Start of DATASET CONTENT
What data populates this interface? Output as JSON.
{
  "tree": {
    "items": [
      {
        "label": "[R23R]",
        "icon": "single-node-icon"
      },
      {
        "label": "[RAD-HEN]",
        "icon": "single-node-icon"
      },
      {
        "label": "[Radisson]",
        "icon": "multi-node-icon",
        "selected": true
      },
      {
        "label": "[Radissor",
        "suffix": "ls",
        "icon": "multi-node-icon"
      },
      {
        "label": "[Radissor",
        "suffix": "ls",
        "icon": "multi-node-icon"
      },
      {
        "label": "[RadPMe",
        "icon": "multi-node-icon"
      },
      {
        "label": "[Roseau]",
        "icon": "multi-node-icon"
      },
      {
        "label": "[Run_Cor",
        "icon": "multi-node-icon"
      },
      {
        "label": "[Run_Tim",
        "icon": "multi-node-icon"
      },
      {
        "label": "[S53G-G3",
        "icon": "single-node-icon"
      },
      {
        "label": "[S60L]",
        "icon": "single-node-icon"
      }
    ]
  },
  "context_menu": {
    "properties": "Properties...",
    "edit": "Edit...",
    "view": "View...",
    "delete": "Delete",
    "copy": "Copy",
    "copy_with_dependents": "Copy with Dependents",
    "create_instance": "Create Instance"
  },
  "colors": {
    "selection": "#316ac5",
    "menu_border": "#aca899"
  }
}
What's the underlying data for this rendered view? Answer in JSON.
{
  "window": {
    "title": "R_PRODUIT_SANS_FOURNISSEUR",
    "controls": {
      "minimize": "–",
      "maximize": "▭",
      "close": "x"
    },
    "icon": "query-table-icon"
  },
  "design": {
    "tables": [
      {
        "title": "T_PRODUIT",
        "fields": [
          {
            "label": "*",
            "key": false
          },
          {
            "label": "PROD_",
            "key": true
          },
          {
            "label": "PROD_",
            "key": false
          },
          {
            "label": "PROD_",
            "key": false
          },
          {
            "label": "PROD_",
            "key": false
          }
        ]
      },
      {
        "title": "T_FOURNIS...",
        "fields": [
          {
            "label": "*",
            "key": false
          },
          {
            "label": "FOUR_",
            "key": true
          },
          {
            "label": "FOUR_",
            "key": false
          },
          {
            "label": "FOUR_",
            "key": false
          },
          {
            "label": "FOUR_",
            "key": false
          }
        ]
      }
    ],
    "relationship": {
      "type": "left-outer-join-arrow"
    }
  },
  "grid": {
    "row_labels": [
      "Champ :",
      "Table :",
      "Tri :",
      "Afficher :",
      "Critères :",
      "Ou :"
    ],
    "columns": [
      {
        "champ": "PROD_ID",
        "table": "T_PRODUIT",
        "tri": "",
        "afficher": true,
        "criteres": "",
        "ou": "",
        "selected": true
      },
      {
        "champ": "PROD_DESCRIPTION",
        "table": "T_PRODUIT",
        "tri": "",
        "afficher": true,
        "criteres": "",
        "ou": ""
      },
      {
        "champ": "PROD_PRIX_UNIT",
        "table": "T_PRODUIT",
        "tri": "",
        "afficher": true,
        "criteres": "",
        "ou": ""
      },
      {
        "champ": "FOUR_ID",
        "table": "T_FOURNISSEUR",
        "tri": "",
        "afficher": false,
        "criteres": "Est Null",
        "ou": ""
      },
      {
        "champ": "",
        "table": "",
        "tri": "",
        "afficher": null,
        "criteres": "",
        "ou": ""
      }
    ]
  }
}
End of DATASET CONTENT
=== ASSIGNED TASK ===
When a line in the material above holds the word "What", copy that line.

=== YOUR RESPONSE ===
What data populates this interface? Output as JSON.
What's the underlying data for this rendered view? Answer in JSON.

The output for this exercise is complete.